Goal of the exercise: Across all the entries below, how many lines contain the string "cœur"? The number by itself is the answer.

Given data:
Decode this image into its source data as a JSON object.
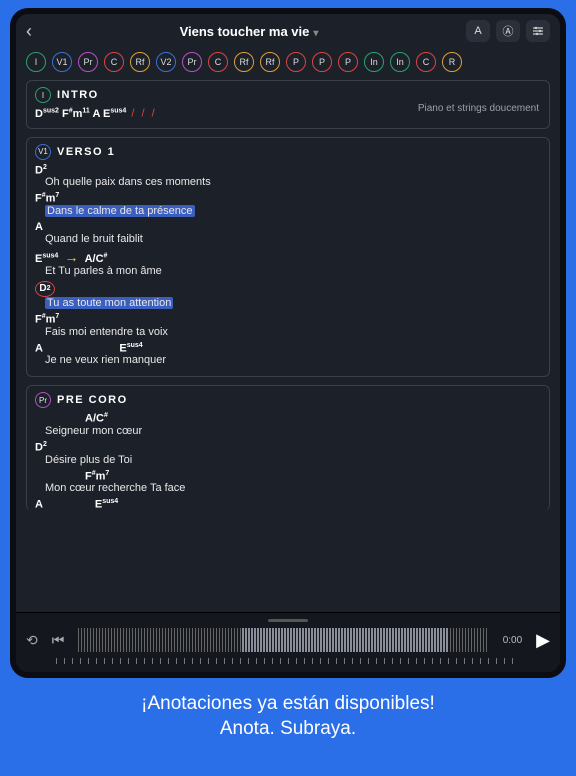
{
  "header": {
    "title": "Viens toucher ma vie",
    "btn_a": "A",
    "btn_o": "Ⓐ"
  },
  "chips": [
    {
      "t": "I",
      "c": "#2aa36b"
    },
    {
      "t": "V1",
      "c": "#3b6fd6"
    },
    {
      "t": "Pr",
      "c": "#b84fc4"
    },
    {
      "t": "C",
      "c": "#d44"
    },
    {
      "t": "Rf",
      "c": "#e0a030"
    },
    {
      "t": "V2",
      "c": "#3b6fd6"
    },
    {
      "t": "Pr",
      "c": "#b84fc4"
    },
    {
      "t": "C",
      "c": "#d44"
    },
    {
      "t": "Rf",
      "c": "#e0a030"
    },
    {
      "t": "Rf",
      "c": "#e0a030"
    },
    {
      "t": "P",
      "c": "#d44"
    },
    {
      "t": "P",
      "c": "#d44"
    },
    {
      "t": "P",
      "c": "#d44"
    },
    {
      "t": "In",
      "c": "#2aa36b"
    },
    {
      "t": "In",
      "c": "#2aa36b"
    },
    {
      "t": "C",
      "c": "#d44"
    },
    {
      "t": "R",
      "c": "#e0a030"
    }
  ],
  "intro": {
    "badge": "I",
    "title": "INTRO",
    "note": "Piano et strings doucement",
    "chords_html": "D<sup>sus2</sup> F<sup>#</sup>m<sup>11</sup> A E<sup>sus4</sup>",
    "slashes": " / / /"
  },
  "verso": {
    "badge": "V1",
    "title": "VERSO 1",
    "lines": [
      {
        "c": "D<sup>2</sup>",
        "l": "Oh quelle paix dans ces moments"
      },
      {
        "c": "F<sup>#</sup>m<sup>7</sup>",
        "l": "Dans le calme de ta présence",
        "hl": true
      },
      {
        "c": "A",
        "l": "Quand le bruit faiblit"
      }
    ],
    "arrow_line": {
      "c1": "E<sup>sus4</sup>",
      "c2": "A/C<sup>#</sup>",
      "l": "Et   Tu parles à mon   âme"
    },
    "circled": {
      "c": "D<sup>2</sup>",
      "l": "Tu as toute mon attention",
      "hl": true
    },
    "tail": [
      {
        "c": "F<sup>#</sup>m<sup>7</sup>",
        "l": "Fais  moi entendre ta voix"
      },
      {
        "c": "A",
        "c2": "E<sup>sus4</sup>",
        "l": "Je ne veux rien manquer"
      }
    ]
  },
  "precoro": {
    "badge": "Pr",
    "title": "PRE CORO",
    "lines": [
      {
        "c": "A/C<sup>#</sup>",
        "pre": "",
        "l": "Seigneur mon   cœur"
      },
      {
        "c": "D<sup>2</sup>",
        "l": "Désire plus de Toi"
      },
      {
        "c": "F<sup>#</sup>m<sup>7</sup>",
        "pre": "",
        "l": "Mon cœur  recherche Ta face"
      },
      {
        "c": "A",
        "c2": "E<sup>sus4</sup>",
        "l": ""
      }
    ]
  },
  "player": {
    "time": "0:00"
  },
  "promo": {
    "line1": "¡Anotaciones ya están disponibles!",
    "line2": "Anota. Subraya."
  }
}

Solved exercise: 2